The Minister of Power is already threatening that if the proposed electricity tariff hike is not implemented within three months, there will be a nationwide blackout.

If lessons have taught us anything since 2015, it is that this approach has led to a series of first-order and second-order mistakes. Never before have had policies had such devastating consequences for this country. So, the effort that goes into denying responsibility or dishonestly justifying this double failure is quite phenomenal.

Justifying that the country would have been bankrupt if the fuel subsidy had not been removed shows a lack of foresight, as the country still pays for it. His emphasis on the need for subsidy removal to redirect funds towards infrastructural development, asserting that it would benefit the masses in the long run, is misleading.

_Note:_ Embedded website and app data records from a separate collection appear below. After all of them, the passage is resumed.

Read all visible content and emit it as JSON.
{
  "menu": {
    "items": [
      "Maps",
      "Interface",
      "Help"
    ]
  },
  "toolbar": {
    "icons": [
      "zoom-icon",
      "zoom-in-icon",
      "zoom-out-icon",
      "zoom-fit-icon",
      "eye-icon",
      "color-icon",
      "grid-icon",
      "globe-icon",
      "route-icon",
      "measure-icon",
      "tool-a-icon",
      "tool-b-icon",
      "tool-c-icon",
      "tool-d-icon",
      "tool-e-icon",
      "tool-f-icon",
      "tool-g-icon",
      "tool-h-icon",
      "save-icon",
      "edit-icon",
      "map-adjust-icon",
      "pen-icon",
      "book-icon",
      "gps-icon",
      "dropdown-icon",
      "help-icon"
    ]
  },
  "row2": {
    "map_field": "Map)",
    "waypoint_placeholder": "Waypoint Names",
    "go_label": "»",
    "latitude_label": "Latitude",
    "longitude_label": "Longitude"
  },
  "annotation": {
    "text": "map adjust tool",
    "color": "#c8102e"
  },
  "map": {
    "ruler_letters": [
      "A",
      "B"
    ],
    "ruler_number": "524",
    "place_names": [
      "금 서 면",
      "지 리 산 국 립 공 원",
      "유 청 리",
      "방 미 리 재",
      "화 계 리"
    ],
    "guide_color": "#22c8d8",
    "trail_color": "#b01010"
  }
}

The 2024 budget set aside N1.32 trillion, five per cent of the budget for infrastructure, including provisions for Works and Housing, Power, Transport, Water Resources, and Aviation. Comparatively, in 2022, the last year when a petrol subsidy was declared, NNPC data showed 4.39 trillion naira was spent on petrol subsidy. The funds do not match as he claimed despite the naira being devalued by about 40 per cent. Evidently, there is not enough money going where Tinubu says it will. And the subsidy removal is hitting the poor and working people hardest because they rely on cheap fuel for everyday life.

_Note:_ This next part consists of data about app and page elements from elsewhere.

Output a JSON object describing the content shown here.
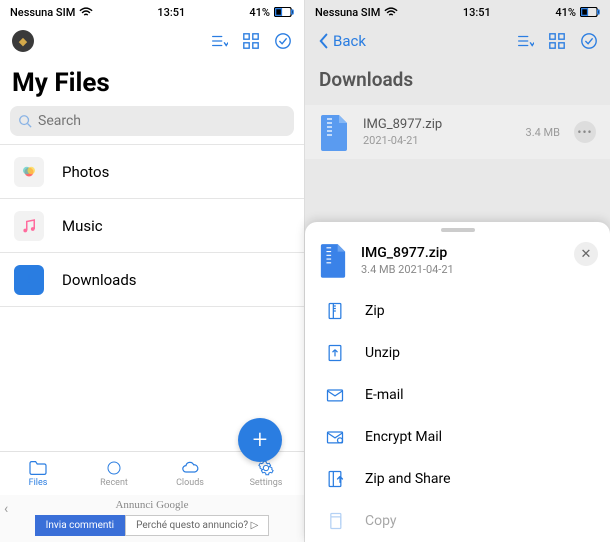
{
  "status": {
    "carrier": "Nessuna SIM",
    "time": "13:51",
    "battery": "41%"
  },
  "left": {
    "title": "My Files",
    "search_placeholder": "Search",
    "rows": [
      {
        "label": "Photos"
      },
      {
        "label": "Music"
      },
      {
        "label": "Downloads"
      }
    ],
    "tabs": [
      {
        "label": "Files"
      },
      {
        "label": "Recent"
      },
      {
        "label": "Clouds"
      },
      {
        "label": "Settings"
      }
    ],
    "ad": {
      "title": "Annunci Google",
      "btn1": "Invia commenti",
      "btn2": "Perché questo annuncio? ▷"
    }
  },
  "right": {
    "back": "Back",
    "title": "Downloads",
    "file": {
      "name": "IMG_8977.zip",
      "date": "2021-04-21",
      "size": "3.4 MB"
    },
    "sheet": {
      "name": "IMG_8977.zip",
      "meta": "3.4 MB 2021-04-21",
      "items": [
        {
          "label": "Zip"
        },
        {
          "label": "Unzip"
        },
        {
          "label": "E-mail"
        },
        {
          "label": "Encrypt Mail"
        },
        {
          "label": "Zip and Share"
        },
        {
          "label": "Copy"
        }
      ]
    }
  }
}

His assertion that the forex market is stable is also incorrect. Thinking that the economy will grow does not mean it will, and international investors are aware of this. For example, information about dwindling oil production and large corporations leaving the country is in the public sphere. Investors are attracted to successful pragmatic policies that will bring them profit. If the policies are half as good as they sell them to be, they will need not to worry. But as things stand, they will be left in a chaotic economy with wrong information and unreliable partners.

Therefore, to truly attract FDI, this administration must demonstrate a commitment to sound economic policies, transparency, and the rule of law rather than relying on optimistic rhetoric alone.

Reflecting on King Canute’s legend, his purpose was to prove to his courtiers that he was not unstoppable and could not, by words alone, undo the forces of nature. Even a king’s authority had its bounds. The story is often interpreted as a lesson in humility and the recognition of the natural order’s supremacy over human authority. So, this administration needs to recognise that flowery words cannot overcome the forces of nature, and reversing their harmful economic policies will demonstrate humility and empathy. But knowing that they are totally unprepared for scrutiny because they are never used to it, these words of caution will fall on deaf ears.